February 21, 2013
Tonan no Tsubasa (18)
Rikou's little lecture at the end got me thinking of Henry V, act 4, scene 1. King Henry, wandering about the camp (in disguise), gets into an argument with one of his soldiers about "just war" and the moral responsibilities of a soldier:
But if the cause be not good, the king himself hath a heavy reckoning to make, when all those legs and arms and heads, chopped off in battle, shall join together at the latter day and cry all: "We died at such a place."
King Henry, in turn, defends the prerogatives of the king:
The king is not bound to answer the particular endings of his soldiers, the father of his son, nor the master of his servant; for they purpose not their death, when they purpose their services. Besides, there is no king, be his cause never so spotless, if it come to the arbitrement of swords, can try it out with all unspotted soldiers
But alone by himself a few minutes later, he cries out:
Upon the king! let us our lives, our souls,
Our debts, our careful wives,
Our children and our sins lay on the king!
We must bear all. O hard condition,
Twin-born with greatness, subject to the breath
Of every fool, whose sense no more can feel
But his own wringing! What infinite heart's-ease
Must kings neglect, that private men enjoy!

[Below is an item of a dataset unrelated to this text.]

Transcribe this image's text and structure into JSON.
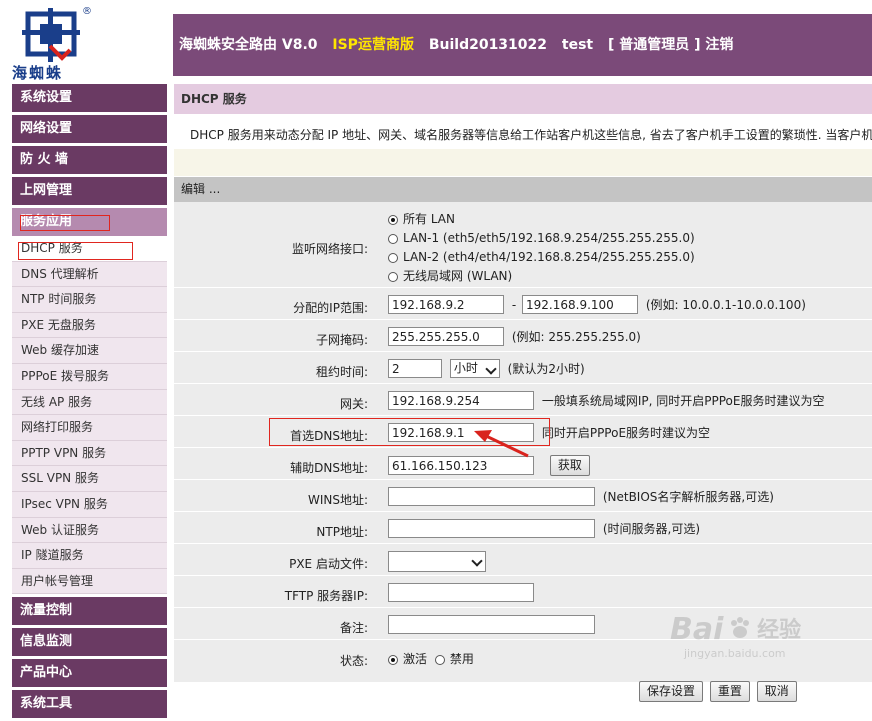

Of course, King Henry always had the option of not getting involved in a pretty pointless war to start with, a game of thrones that had been going on for almost a century, and would continue for several more decades after Agincourt.
Considering the "Prime Directive" enforced in the Twelve Kingdoms, and the rule that no emperor can be succeeded by anybody with the same surname, such a conflict wouldn't last very long there.